Interface dataset entries

====

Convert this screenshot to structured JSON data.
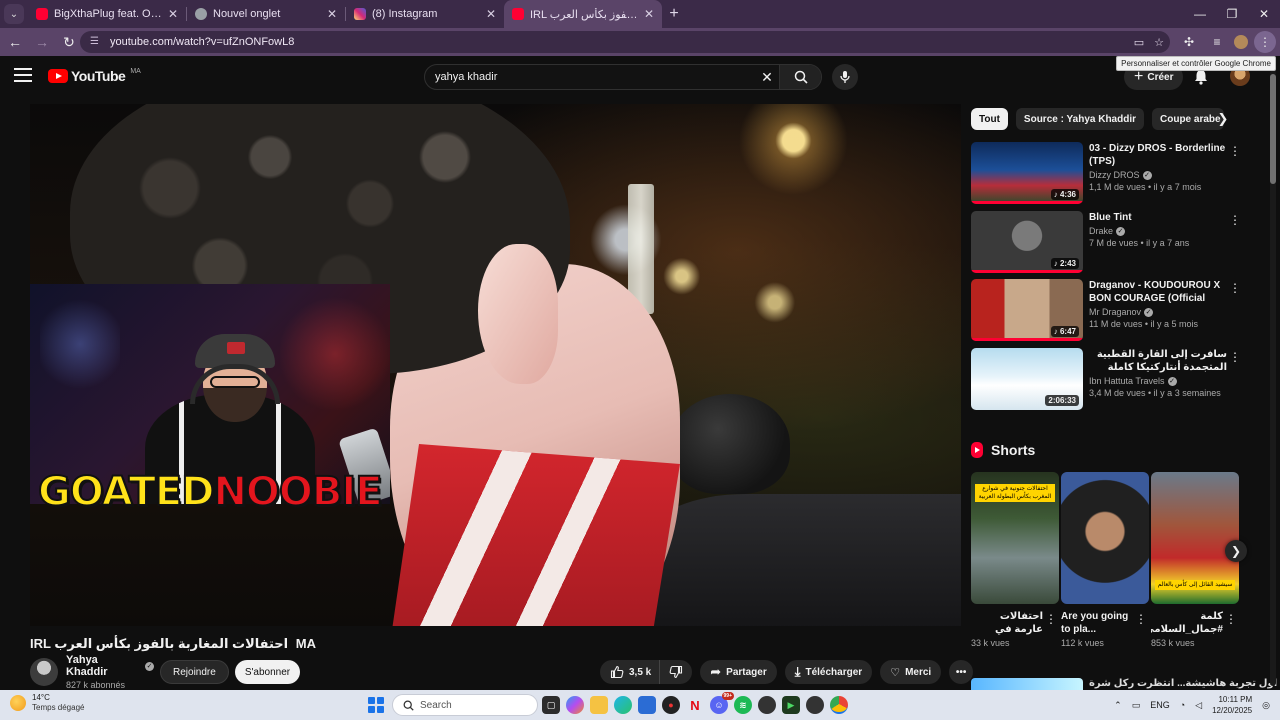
{
  "browser": {
    "tabs": [
      {
        "title": "BigXthaPlug feat. Offset - Clim",
        "favicon_color": "#ff0033",
        "active": false
      },
      {
        "title": "Nouvel onglet",
        "favicon_color": "#9aa0a6",
        "active": false
      },
      {
        "title": "(8) Instagram",
        "favicon_color": "#d6249f",
        "active": false
      },
      {
        "title": "IRL احتفالات المغاربة بالفوز بكأس العرب",
        "favicon_color": "#ff0033",
        "active": true
      }
    ],
    "url": "youtube.com/watch?v=ufZnONFowL8",
    "tooltip": "Personnaliser et contrôler Google Chrome"
  },
  "header": {
    "logo_text": "YouTube",
    "country_code": "MA",
    "search_value": "yahya khadir",
    "create_label": "Créer"
  },
  "video": {
    "overlay_brand_part1": "GOATED",
    "overlay_brand_part2": "NOOBIE",
    "title_badge": "MA",
    "title": "IRL احتفالات المغاربة بالفوز بكأس العرب",
    "channel_name": "Yahya Khaddir",
    "subscribers": "827 k abonnés",
    "join_label": "Rejoindre",
    "subscribe_label": "S'abonner",
    "likes": "3,5 k",
    "share_label": "Partager",
    "download_label": "Télécharger",
    "thanks_label": "Merci"
  },
  "sidebar": {
    "chips": [
      "Tout",
      "Source : Yahya Khaddir",
      "Coupe arabe de"
    ],
    "recommendations": [
      {
        "title": "03 - Dizzy DROS - Borderline (TPS)",
        "channel": "Dizzy DROS",
        "meta": "1,1 M de vues • il y a 7 mois",
        "duration": "4:36"
      },
      {
        "title": "Blue Tint",
        "channel": "Drake",
        "meta": "7 M de vues • il y a 7 ans",
        "duration": "2:43"
      },
      {
        "title": "Draganov - KOUDOUROU X BON COURAGE (Official Music Video)",
        "channel": "Mr Draganov",
        "meta": "11 M de vues • il y a 5 mois",
        "duration": "6:47"
      },
      {
        "title": "سافرت إلى القارة القطبية المتجمدة أنتاركتيكا كاملة وتكاليف التجربة AQ",
        "channel": "Ibn Hattuta Travels",
        "meta": "3,4 M de vues • il y a 3 semaines",
        "duration": "2:06:33"
      }
    ],
    "shorts_title": "Shorts",
    "shorts": [
      {
        "title": "احتفالات عارمة في شوارع ...",
        "views": "33 k vues",
        "caption": "احتفالات جنونية في شوارع المغرب بكأس البطولة العربية"
      },
      {
        "title": "Are you going to pla...",
        "views": "112 k vues",
        "caption": ""
      },
      {
        "title": "كلمة #جمال_السلامي...",
        "views": "853 k vues",
        "caption": "سيشيد القائل إلى كأس بالعالم"
      }
    ],
    "peek_title": "أول تجربة هاشيشة... انتظرت ركل شرة"
  },
  "taskbar": {
    "temperature": "14°C",
    "condition": "Temps dégagé",
    "search_placeholder": "Search",
    "language": "ENG",
    "time": "10:11 PM",
    "date": "12/20/2025",
    "badge_count": "99+"
  },
  "colors": {
    "yt_red": "#ff0000",
    "progress_red": "#ff0033",
    "tab_bg": "#3b2a48",
    "toolbar_bg": "#5a4468"
  }
}
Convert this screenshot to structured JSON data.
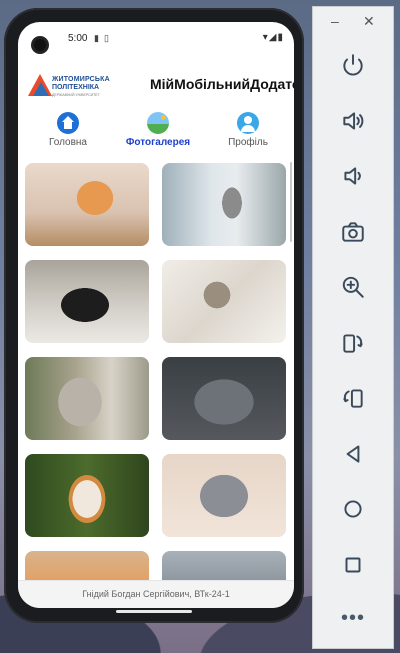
{
  "status": {
    "time": "5:00"
  },
  "app": {
    "title": "МійМобільнийДодаток",
    "logo": {
      "line1": "ЖИТОМИРСЬКА",
      "line2": "ПОЛІТЕХНІКА",
      "line3": "ДЕРЖАВНИЙ УНІВЕРСИТЕТ"
    }
  },
  "tabs": [
    {
      "label": "Головна",
      "icon": "home-icon",
      "active": false
    },
    {
      "label": "Фотогалерея",
      "icon": "gallery-icon",
      "active": true
    },
    {
      "label": "Профіль",
      "icon": "profile-icon",
      "active": false
    }
  ],
  "gallery": {
    "items": [
      "cat-photo-1",
      "cat-photo-2",
      "cat-photo-3",
      "cat-photo-4",
      "cat-photo-5",
      "cat-photo-6",
      "cat-photo-7",
      "cat-photo-8",
      "cat-photo-9",
      "cat-photo-10"
    ]
  },
  "footer": {
    "text": "Гнідий Богдан Сергійович, ВТк-24-1"
  },
  "emulator_toolbar": {
    "window_controls": {
      "minimize": "–",
      "close": "✕"
    },
    "buttons": [
      "power-icon",
      "volume-up-icon",
      "volume-down-icon",
      "camera-icon",
      "zoom-icon",
      "rotate-left-icon",
      "rotate-right-icon",
      "back-icon",
      "home-icon",
      "overview-icon"
    ],
    "more": "•••"
  },
  "colors": {
    "accent": "#1e3fc9",
    "home_icon": "#1e6fd6",
    "profile_icon": "#3aa8e8"
  }
}
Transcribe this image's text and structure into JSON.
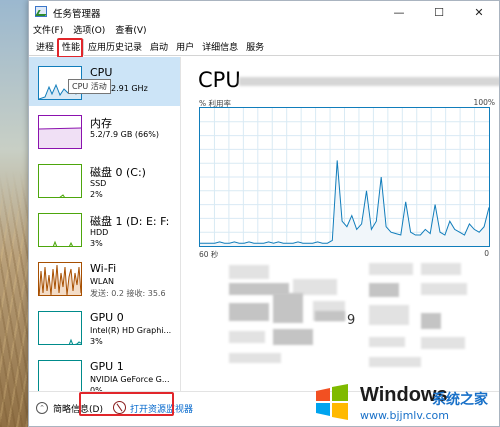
{
  "window": {
    "title": "任务管理器",
    "controls": {
      "minimize": "—",
      "maximize": "☐",
      "close": "✕"
    }
  },
  "menu": [
    "文件(F)",
    "选项(O)",
    "查看(V)"
  ],
  "tabs": [
    "进程",
    "性能",
    "应用历史记录",
    "启动",
    "用户",
    "详细信息",
    "服务"
  ],
  "active_tab": "性能",
  "sidebar": {
    "items": [
      {
        "name": "CPU",
        "sub1": "",
        "sub2": "2.91 GHz",
        "color": "#117dbb",
        "selected": true
      },
      {
        "name": "内存",
        "sub1": "5.2/7.9 GB (66%)",
        "sub2": "",
        "color": "#8b12ae",
        "selected": false
      },
      {
        "name": "磁盘 0 (C:)",
        "sub1": "SSD",
        "sub2": "2%",
        "color": "#4da60c",
        "selected": false
      },
      {
        "name": "磁盘 1 (D: E: F:",
        "sub1": "HDD",
        "sub2": "3%",
        "color": "#4da60c",
        "selected": false
      },
      {
        "name": "Wi-Fi",
        "sub1": "WLAN",
        "sub2": "发送: 0.2 接收: 35.6",
        "color": "#a74f01",
        "selected": false
      },
      {
        "name": "GPU 0",
        "sub1": "Intel(R) HD Graphi...",
        "sub2": "3%",
        "color": "#008b8b",
        "selected": false
      },
      {
        "name": "GPU 1",
        "sub1": "NVIDIA GeForce G...",
        "sub2": "0%",
        "color": "#008b8b",
        "selected": false
      }
    ],
    "tooltip": "CPU 活动"
  },
  "main": {
    "title": "CPU",
    "util_label": "% 利用率",
    "util_max": "100%",
    "time_left": "60 秒",
    "time_right": "0",
    "partial_value": "9",
    "graph_color": "#117dbb",
    "cpu_history": [
      2,
      2,
      2,
      2,
      3,
      2,
      2,
      3,
      2,
      2,
      3,
      2,
      2,
      2,
      3,
      2,
      3,
      2,
      2,
      2,
      3,
      2,
      2,
      2,
      3,
      2,
      2,
      4,
      62,
      18,
      14,
      22,
      12,
      16,
      40,
      12,
      18,
      50,
      14,
      10,
      9,
      8,
      32,
      10,
      8,
      8,
      12,
      9,
      30,
      10,
      8,
      18,
      12,
      10,
      8,
      16,
      12,
      10,
      14,
      28
    ]
  },
  "footer": {
    "fewer_details": "简略信息(D)",
    "open_monitor": "打开资源监视器"
  },
  "watermark": {
    "brand": "Windows",
    "site": "系统之家",
    "url": "www.bjjmlv.com"
  }
}
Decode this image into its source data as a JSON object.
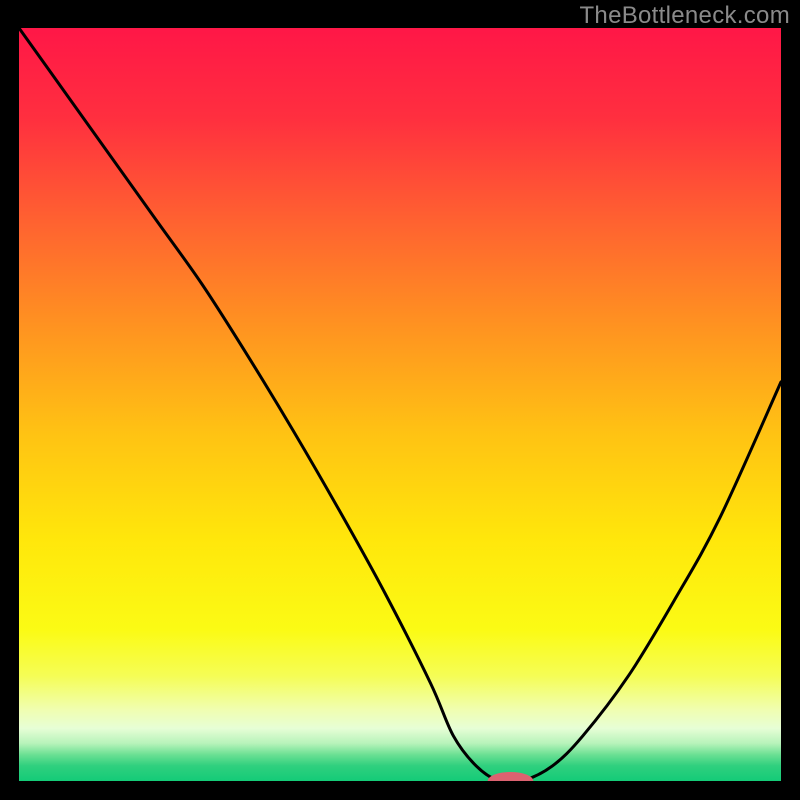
{
  "watermark": "TheBottleneck.com",
  "chart_data": {
    "type": "line",
    "title": "",
    "xlabel": "",
    "ylabel": "",
    "xlim": [
      0,
      1
    ],
    "ylim": [
      0,
      1
    ],
    "x": [
      0.0,
      0.06,
      0.12,
      0.18,
      0.24,
      0.3,
      0.36,
      0.42,
      0.48,
      0.54,
      0.57,
      0.6,
      0.63,
      0.66,
      0.7,
      0.74,
      0.8,
      0.86,
      0.92,
      1.0
    ],
    "values": [
      1.0,
      0.915,
      0.83,
      0.745,
      0.66,
      0.565,
      0.465,
      0.36,
      0.25,
      0.13,
      0.06,
      0.02,
      0.0,
      0.0,
      0.02,
      0.06,
      0.14,
      0.24,
      0.35,
      0.53
    ],
    "marker": {
      "x": 0.645,
      "y": 0.0,
      "rx": 0.03,
      "ry": 0.012
    },
    "gradient": {
      "stops": [
        {
          "offset": 0.0,
          "color": "#ff1747"
        },
        {
          "offset": 0.12,
          "color": "#ff2f3f"
        },
        {
          "offset": 0.26,
          "color": "#ff6330"
        },
        {
          "offset": 0.4,
          "color": "#ff9420"
        },
        {
          "offset": 0.54,
          "color": "#ffc313"
        },
        {
          "offset": 0.68,
          "color": "#ffe70b"
        },
        {
          "offset": 0.8,
          "color": "#fbfb15"
        },
        {
          "offset": 0.86,
          "color": "#f5fd55"
        },
        {
          "offset": 0.905,
          "color": "#f0feb0"
        },
        {
          "offset": 0.93,
          "color": "#e7fed6"
        },
        {
          "offset": 0.95,
          "color": "#b7f3ba"
        },
        {
          "offset": 0.965,
          "color": "#6be093"
        },
        {
          "offset": 0.98,
          "color": "#2fd07e"
        },
        {
          "offset": 1.0,
          "color": "#14cb78"
        }
      ]
    },
    "marker_fill": "#dc6270",
    "curve_stroke": "#000000",
    "curve_width": 3
  }
}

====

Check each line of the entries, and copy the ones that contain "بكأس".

Expected answer »
        "title": "IRL احتفالات المغاربة بالفوز بكأس العرب",
    "title": "IRL احتفالات المغاربة بالفوز بكأس العرب",
        "caption": "احتفالات جنونية في شوارع المغرب بكأس البطولة العربية"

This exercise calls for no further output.